The bathrooms were horribly bleak, with no toilet seats and crusty door locks. The sink was a long, trough-like apparatus, with cold water and soap that smelled of ammonia. As I was washing my hands, I glanced down at the drain and saw a trail of blood that led to a cream-colored object. Horrified, I examined it more closely and discovered that someone had left a bloody tooth in the sink at the Préfecture. And not just a baby tooth or a little chip of a filling either – a huge, ghastly-looking molar with long bloody roots still attached. I gasped and redirected the steam of water so that I could turn it over and get a better look at it. I was so aghast that I almost went to get B so that he could see it.
What the hell happened there? I could just imagine some poor woman pulling out her own tooth, abandoning it, and then returning to the waiting room so she wouldn’t be deported, perhaps with a wad of toilet paper stuffed in the oozing socket. Can I admit something to you? I have to say that tooth kind of made me feel better about my day. I mean, no matter how bad things got for me from that moment forward, I wasn’t having the worst day possible. Not even close. Not by a long shot. I was practically relieved when I was told by the immigration official that my file was incomplete and that I would have to return again in two months. Paperwork! Paperwork is easy compared to extracting your own tooth in a dirty public restroom!
Anyway, I haven’t felt like I’ve had much to write about lately, but I knew I’d have to tell you about that tooth. Man, I wish I’d had my camera, though there were enough complaints about the cyst-popping video thing that I suppose that the really abject stuff isn’t what you really go for, dear reader. On the off chance that you are the one person reading this blog that really does go for the gross stuff, I’d love to direct you to my newest obsession: ear-wax extraction videos. There are lots of different kinds, but I like the medical ones where you actually go inside the person’s ear canal with some kind of amazing little camera and watch as whole giant slabs of crud are pulled out with tweezers, revealing the shiny clean eardrum beneath. The best part is when the person with the earwax clod goes “OH WOW!” because they can suddenly hear for the first time in like six years. They do it every time. There’s something comforting about that.

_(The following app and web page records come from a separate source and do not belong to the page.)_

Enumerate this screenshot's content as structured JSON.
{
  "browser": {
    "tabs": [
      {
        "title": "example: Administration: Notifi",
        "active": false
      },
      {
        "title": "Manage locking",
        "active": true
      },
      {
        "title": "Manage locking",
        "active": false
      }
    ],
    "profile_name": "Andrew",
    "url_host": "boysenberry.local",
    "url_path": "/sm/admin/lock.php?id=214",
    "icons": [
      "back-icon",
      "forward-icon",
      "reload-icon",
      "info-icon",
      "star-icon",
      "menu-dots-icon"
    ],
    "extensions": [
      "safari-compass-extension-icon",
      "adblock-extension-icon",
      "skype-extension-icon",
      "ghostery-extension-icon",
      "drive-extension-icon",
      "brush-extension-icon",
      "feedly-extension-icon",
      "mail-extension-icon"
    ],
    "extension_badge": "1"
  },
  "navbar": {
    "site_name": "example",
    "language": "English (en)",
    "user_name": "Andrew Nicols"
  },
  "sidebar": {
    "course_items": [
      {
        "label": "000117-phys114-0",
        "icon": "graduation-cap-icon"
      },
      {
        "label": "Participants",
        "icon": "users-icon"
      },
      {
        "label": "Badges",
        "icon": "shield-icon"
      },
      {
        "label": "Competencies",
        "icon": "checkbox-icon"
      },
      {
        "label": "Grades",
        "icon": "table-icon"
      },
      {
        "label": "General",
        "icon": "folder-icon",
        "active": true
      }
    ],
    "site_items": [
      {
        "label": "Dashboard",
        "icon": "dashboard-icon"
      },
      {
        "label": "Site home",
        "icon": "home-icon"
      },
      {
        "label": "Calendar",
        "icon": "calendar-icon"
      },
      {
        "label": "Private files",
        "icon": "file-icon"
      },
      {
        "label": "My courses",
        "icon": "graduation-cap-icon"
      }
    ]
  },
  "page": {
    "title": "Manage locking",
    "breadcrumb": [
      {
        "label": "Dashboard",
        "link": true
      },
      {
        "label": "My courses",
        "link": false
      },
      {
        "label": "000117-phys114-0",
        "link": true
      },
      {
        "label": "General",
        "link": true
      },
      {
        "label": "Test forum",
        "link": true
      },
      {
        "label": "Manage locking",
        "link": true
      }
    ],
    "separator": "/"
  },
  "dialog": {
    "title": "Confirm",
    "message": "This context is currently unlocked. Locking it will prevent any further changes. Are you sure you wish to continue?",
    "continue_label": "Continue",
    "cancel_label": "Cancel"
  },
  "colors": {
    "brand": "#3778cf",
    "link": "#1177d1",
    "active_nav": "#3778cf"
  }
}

Remember this little Freudian nightmare?
Well, looky-see what we found at the used bookshop yesterday!
Apparently a diet high in carrots, bat wings, and magnesium will help you have a boy, that is, if you think genetics are a load of baloney (who doesn’t!). Your progeny might end up looking like this guy, however: